Problem description |
Whenever a line in the data below includes the string "menu", copy it out.

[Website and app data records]
════════════════

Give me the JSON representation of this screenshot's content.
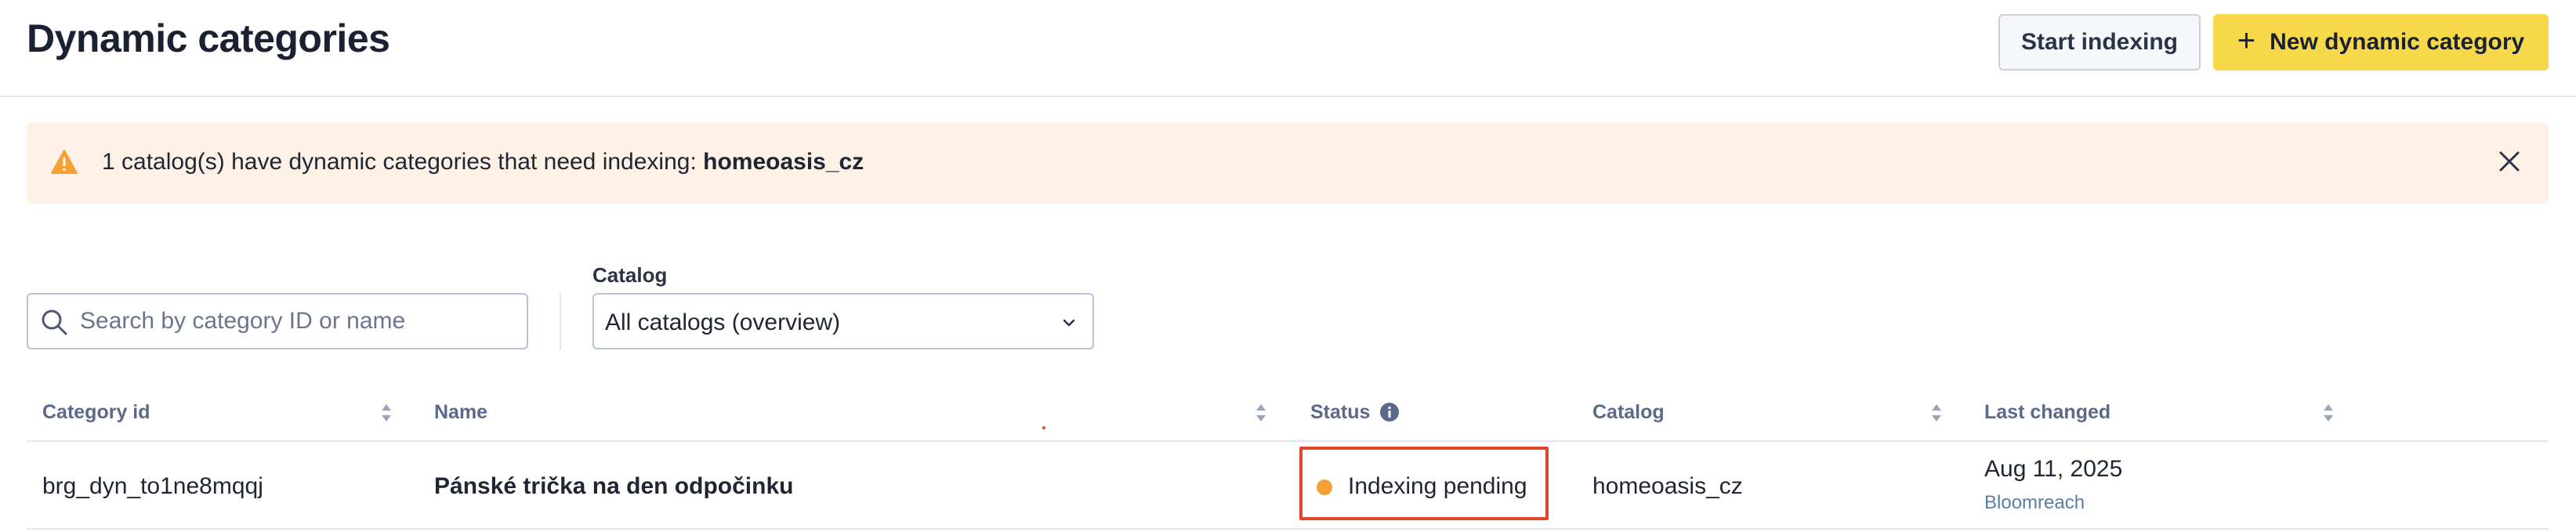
{
  "header": {
    "title": "Dynamic categories",
    "start_indexing_label": "Start indexing",
    "new_category_plus": "+",
    "new_category_label": "New dynamic category"
  },
  "alert": {
    "message": "1 catalog(s) have dynamic categories that need indexing:",
    "catalog": "homeoasis_cz",
    "icon": "warning-icon",
    "close_icon": "close-icon"
  },
  "filters": {
    "search_placeholder": "Search by category ID or name",
    "search_value": "",
    "catalog_label": "Catalog",
    "catalog_selected": "All catalogs (overview)"
  },
  "table": {
    "columns": {
      "category_id": "Category id",
      "name": "Name",
      "status": "Status",
      "catalog": "Catalog",
      "last_changed": "Last changed"
    },
    "rows": [
      {
        "category_id": "brg_dyn_to1ne8mqqj",
        "name": "Pánské trička na den odpočinku",
        "status": "Indexing pending",
        "catalog": "homeoasis_cz",
        "last_changed_date": "Aug 11, 2025",
        "last_changed_by": "Bloomreach"
      }
    ]
  },
  "colors": {
    "primary_button": "#f7d84a",
    "alert_bg": "#fdf1e6",
    "warning": "#f5a033",
    "highlight_border": "#e5452a"
  }
}
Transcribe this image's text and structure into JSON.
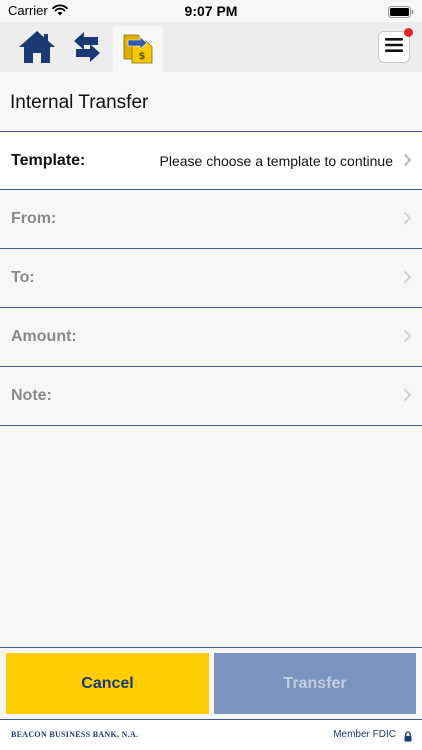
{
  "status_bar": {
    "carrier": "Carrier",
    "time": "9:07 PM"
  },
  "nav": {
    "icons": [
      "home-icon",
      "swap-arrows-icon",
      "transfer-icon",
      "menu-icon"
    ],
    "notification": true
  },
  "page": {
    "title": "Internal Transfer"
  },
  "form": {
    "rows": [
      {
        "label": "Template:",
        "value": "Please choose a template to continue"
      },
      {
        "label": "From:",
        "value": ""
      },
      {
        "label": "To:",
        "value": ""
      },
      {
        "label": "Amount:",
        "value": ""
      },
      {
        "label": "Note:",
        "value": ""
      }
    ]
  },
  "actions": {
    "cancel_label": "Cancel",
    "transfer_label": "Transfer"
  },
  "footer": {
    "bank_name": "BEACON BUSINESS BANK, N.A.",
    "fdic": "Member FDIC"
  },
  "colors": {
    "brand_navy": "#1b3a73",
    "accent_yellow": "#ffcd00",
    "disabled_blue": "#7b93bf",
    "divider": "#3c5a9a",
    "notification_red": "#e0242a"
  }
}
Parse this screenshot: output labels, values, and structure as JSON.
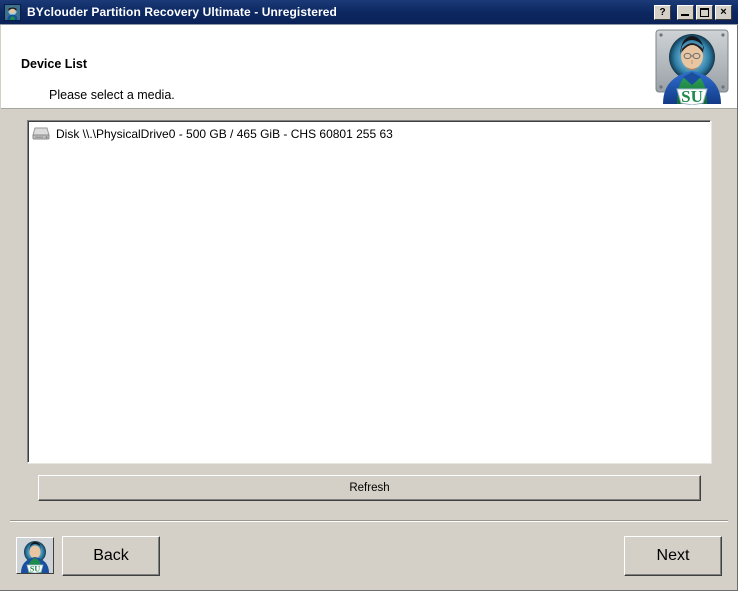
{
  "window": {
    "title": "BYclouder Partition Recovery Ultimate - Unregistered",
    "icon": "app-logo-icon",
    "controls": {
      "help": "?",
      "minimize": "minimize-icon",
      "maximize": "maximize-icon",
      "close": "×"
    }
  },
  "header": {
    "title": "Device List",
    "subtitle": "Please select a media.",
    "logo": "byclouder-superhero-logo"
  },
  "device_list": {
    "items": [
      {
        "icon": "hard-disk-icon",
        "label": "Disk \\\\.\\PhysicalDrive0 - 500 GB / 465 GiB - CHS 60801 255 63"
      }
    ]
  },
  "buttons": {
    "refresh": "Refresh",
    "back": "Back",
    "next": "Next",
    "logo_button": "byclouder-logo-button"
  },
  "colors": {
    "titlebar": "#0c2760",
    "window_face": "#d4d0c8",
    "header_bg": "#ffffff",
    "list_bg": "#ffffff",
    "text": "#000000"
  }
}
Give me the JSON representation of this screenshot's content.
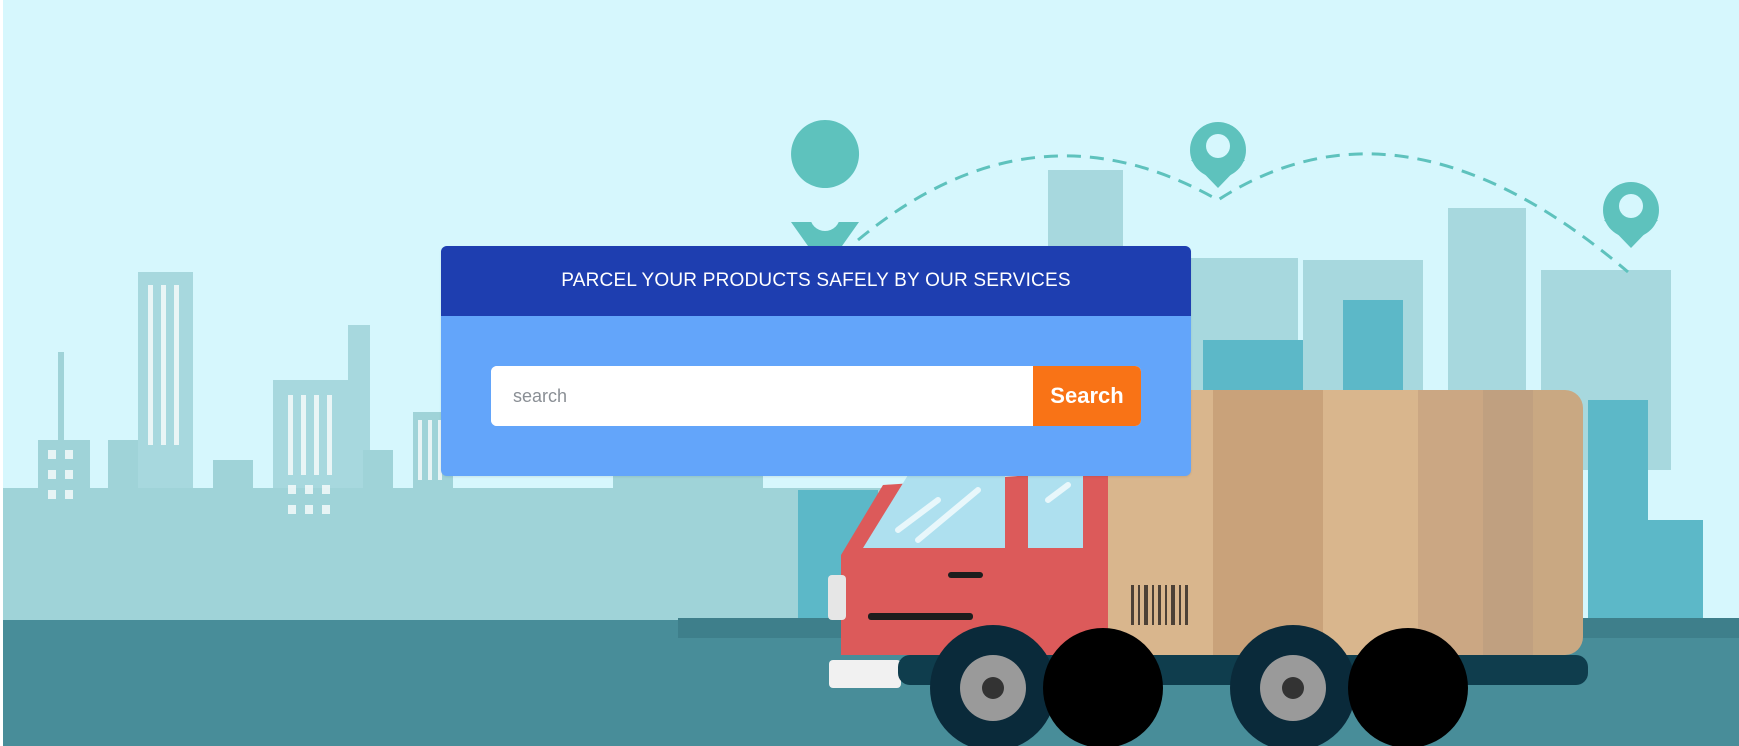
{
  "hero": {
    "heading": "PARCEL YOUR PRODUCTS SAFELY BY OUR SERVICES",
    "background_color": "#d6f7fd",
    "header_color": "#1e3eb0",
    "card_color": "#63a5fa",
    "accent_color": "#f97316"
  },
  "search": {
    "placeholder": "search",
    "value": "",
    "button_label": "Search"
  },
  "illustration": {
    "icons": [
      "map-pin-icon",
      "map-pin-icon",
      "map-pin-icon",
      "truck-icon",
      "parcel-box-icon",
      "barcode-icon"
    ]
  }
}
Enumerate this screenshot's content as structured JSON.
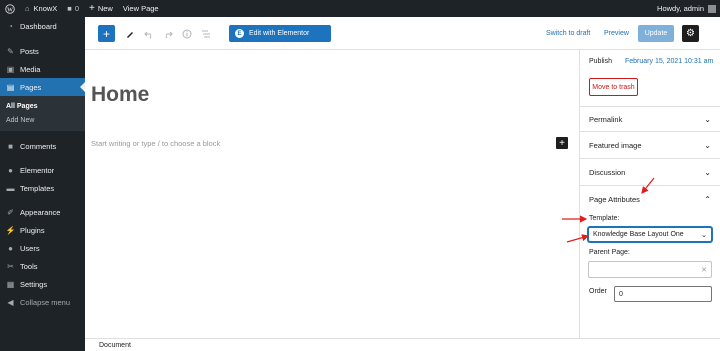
{
  "adminbar": {
    "site_name": "KnowX",
    "comments_count": "0",
    "new_label": "New",
    "view_page_label": "View Page",
    "greeting": "Howdy, admin"
  },
  "sidebar": {
    "dashboard": "Dashboard",
    "posts": "Posts",
    "media": "Media",
    "pages": "Pages",
    "pages_sub": {
      "all_pages": "All Pages",
      "add_new": "Add New"
    },
    "comments": "Comments",
    "elementor": "Elementor",
    "templates": "Templates",
    "appearance": "Appearance",
    "plugins": "Plugins",
    "users": "Users",
    "tools": "Tools",
    "settings": "Settings",
    "collapse": "Collapse menu"
  },
  "toolbar": {
    "add_block_icon": "plus-icon",
    "edit_elementor_label": "Edit with Elementor",
    "switch_to_draft_label": "Switch to draft",
    "preview_label": "Preview",
    "update_label": "Update",
    "settings_icon": "gear-icon"
  },
  "content": {
    "title": "Home",
    "block_placeholder": "Start writing or type / to choose a block"
  },
  "settings_panel": {
    "publish_label": "Publish",
    "publish_date": "February 15, 2021 10:31 am",
    "move_to_trash_label": "Move to trash",
    "permalink_label": "Permalink",
    "featured_image_label": "Featured image",
    "discussion_label": "Discussion",
    "page_attributes_label": "Page Attributes",
    "template_label": "Template:",
    "template_value": "Knowledge Base Layout One",
    "parent_page_label": "Parent Page:",
    "parent_page_value": "",
    "order_label": "Order",
    "order_value": "0"
  },
  "footer": {
    "breadcrumb": "Document"
  },
  "colors": {
    "admin_dark": "#1d2327",
    "accent": "#2271b1",
    "elementor_blue": "#1e73be",
    "trash_red": "#cc1818",
    "annotation_red": "#e01e1e"
  }
}
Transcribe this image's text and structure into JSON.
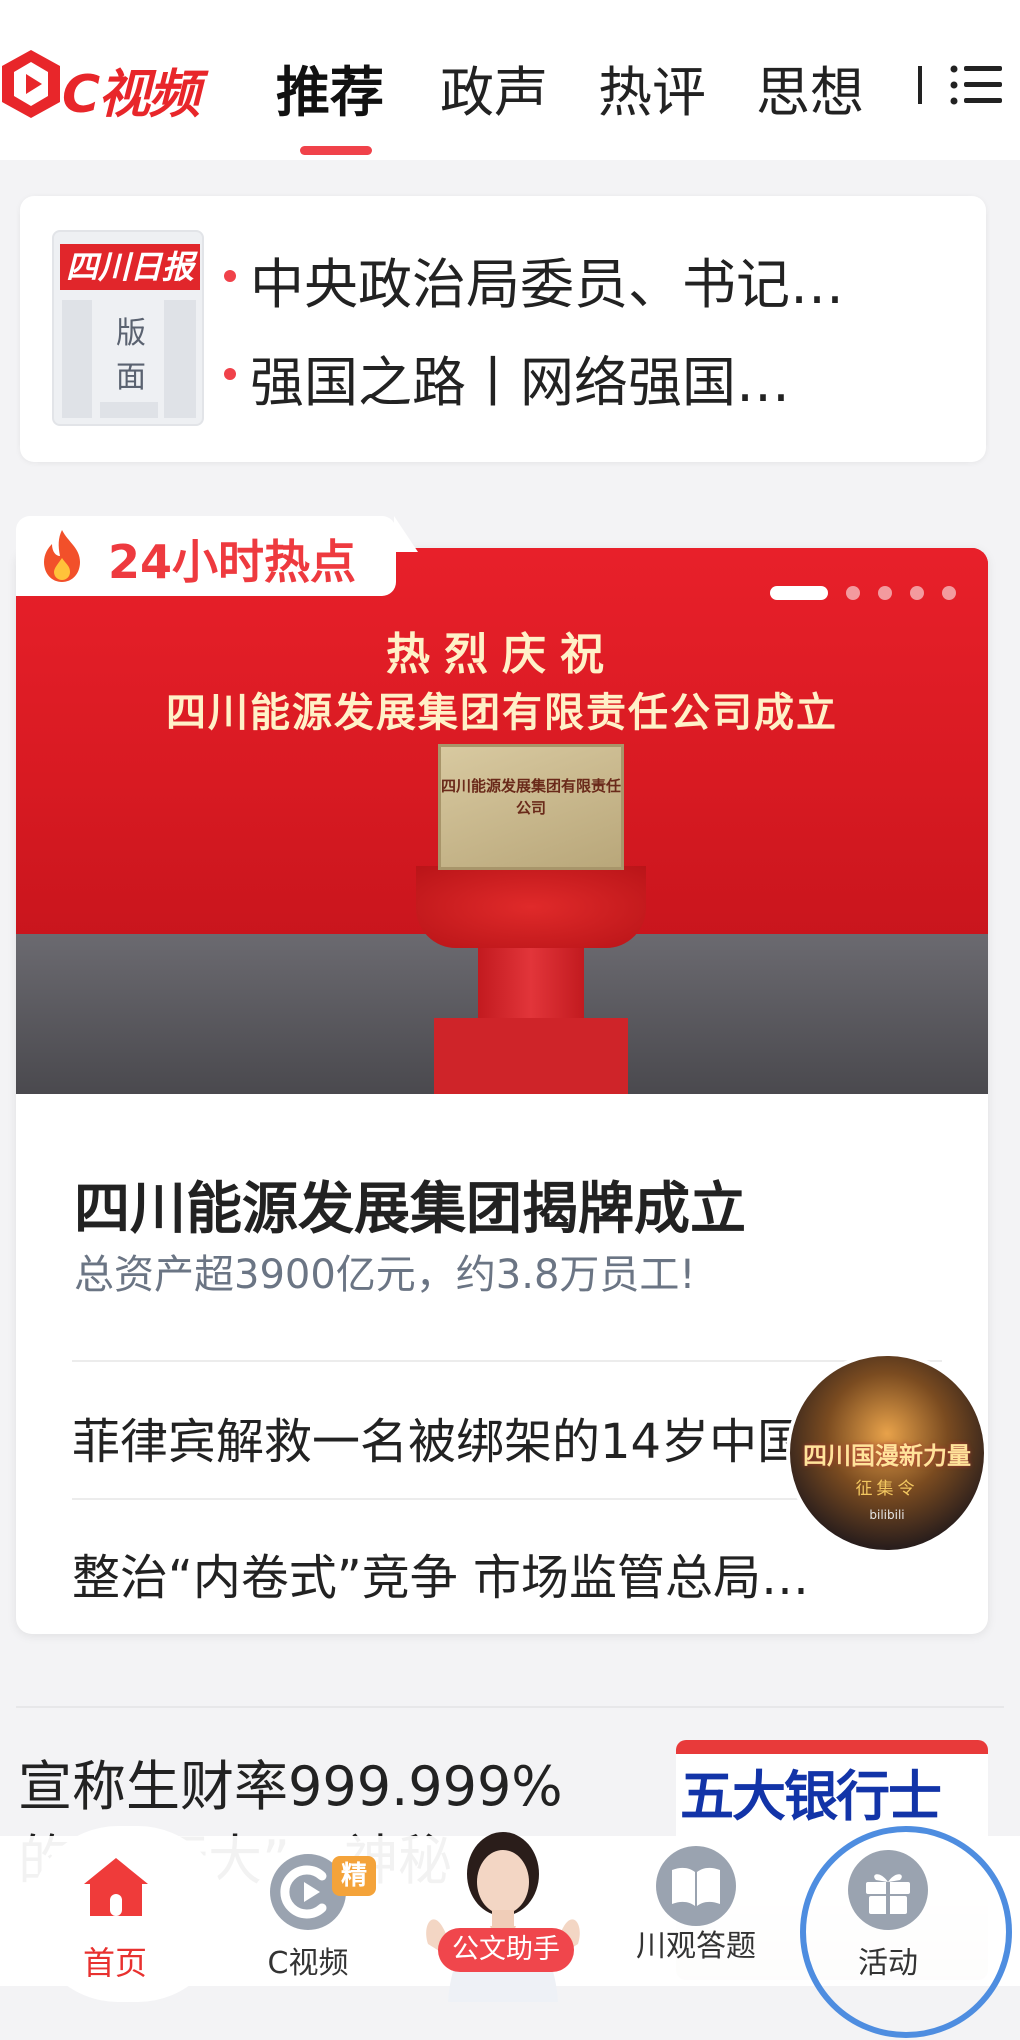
{
  "app": {
    "logo_text": "C视频",
    "brand_color": "#e8262a",
    "accent_color": "#f0424a"
  },
  "nav": {
    "tabs": [
      {
        "label": "推荐",
        "active": true
      },
      {
        "label": "政声",
        "active": false
      },
      {
        "label": "热评",
        "active": false
      },
      {
        "label": "思想",
        "active": false
      }
    ],
    "menu_icon": "list-menu-icon"
  },
  "newspaper": {
    "masthead": "四川日报",
    "label": "版面",
    "headlines": [
      "中央政治局委员、书记…",
      "强国之路丨网络强国…"
    ]
  },
  "hot": {
    "tag_title": "24小时热点",
    "tag_icon": "fire-icon",
    "banner": {
      "line1": "热烈庆祝",
      "line2": "四川能源发展集团有限责任公司成立",
      "plaque": "四川能源发展集团有限责任公司",
      "slide_count": 5,
      "active_slide": 1
    },
    "main_title": "四川能源发展集团揭牌成立",
    "main_subtitle": "总资产超3900亿元，约3.8万员工!",
    "items": [
      "菲律宾解救一名被绑架的14岁中国",
      "整治“内卷式”竞争 市场监管总局…"
    ]
  },
  "promo_badge": {
    "title": "四川国漫新力量",
    "subtitle": "征集令",
    "footer": "bilibili"
  },
  "feed": {
    "title": "宣称生财率999.999%的“银行大”…神秘",
    "thumb_text": "五大银行士"
  },
  "bottom_tabs": {
    "home": "首页",
    "cvideo": "C视频",
    "cvideo_badge": "精",
    "assistant": "公文助手",
    "quiz": "川观答题",
    "activity": "活动"
  }
}
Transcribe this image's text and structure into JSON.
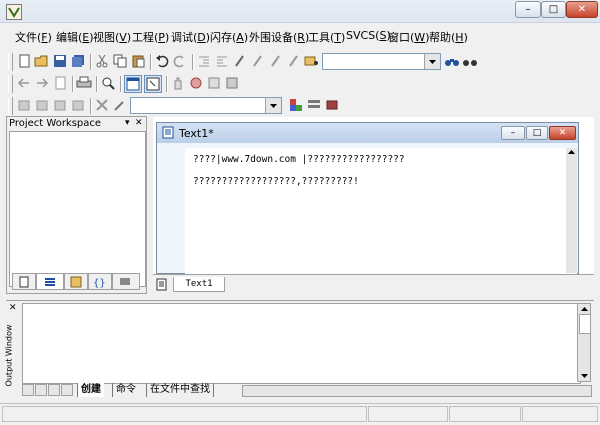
{
  "window": {
    "controls": {
      "minimize": "–",
      "maximize": "□",
      "close": "✕"
    }
  },
  "menu": [
    {
      "label": "文件",
      "key": "F"
    },
    {
      "label": "编辑",
      "key": "E"
    },
    {
      "label": "视图",
      "key": "V"
    },
    {
      "label": "工程",
      "key": "P"
    },
    {
      "label": "调试",
      "key": "D"
    },
    {
      "label": "闪存",
      "key": "A"
    },
    {
      "label": "外围设备",
      "key": "R"
    },
    {
      "label": "工具",
      "key": "T"
    },
    {
      "label": "SVCS",
      "key": "S"
    },
    {
      "label": "窗口",
      "key": "W"
    },
    {
      "label": "帮助",
      "key": "H"
    }
  ],
  "toolbar": {
    "find_combo_value": "",
    "target_combo_value": ""
  },
  "workspace": {
    "title": "Project Workspace",
    "pin": "▾",
    "close": "✕"
  },
  "document": {
    "title": "Text1*",
    "tab_label": "Text1",
    "lines": [
      "????|www.7down.com |?????????????????",
      "??????????????????,?????????!"
    ]
  },
  "output": {
    "title": "Output Window",
    "close": "✕",
    "tabs": [
      "创建",
      "命令",
      "在文件中查找"
    ]
  },
  "colors": {
    "accent": "#6d8fbd",
    "close_button": "#c7432a",
    "editor_bg": "#ffffff"
  }
}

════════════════

Answer to the exercise |
      "menu-icon"
    "collapse": "Collapse menu"
    "menu_icon": "list-menu-icon"
  "menu": [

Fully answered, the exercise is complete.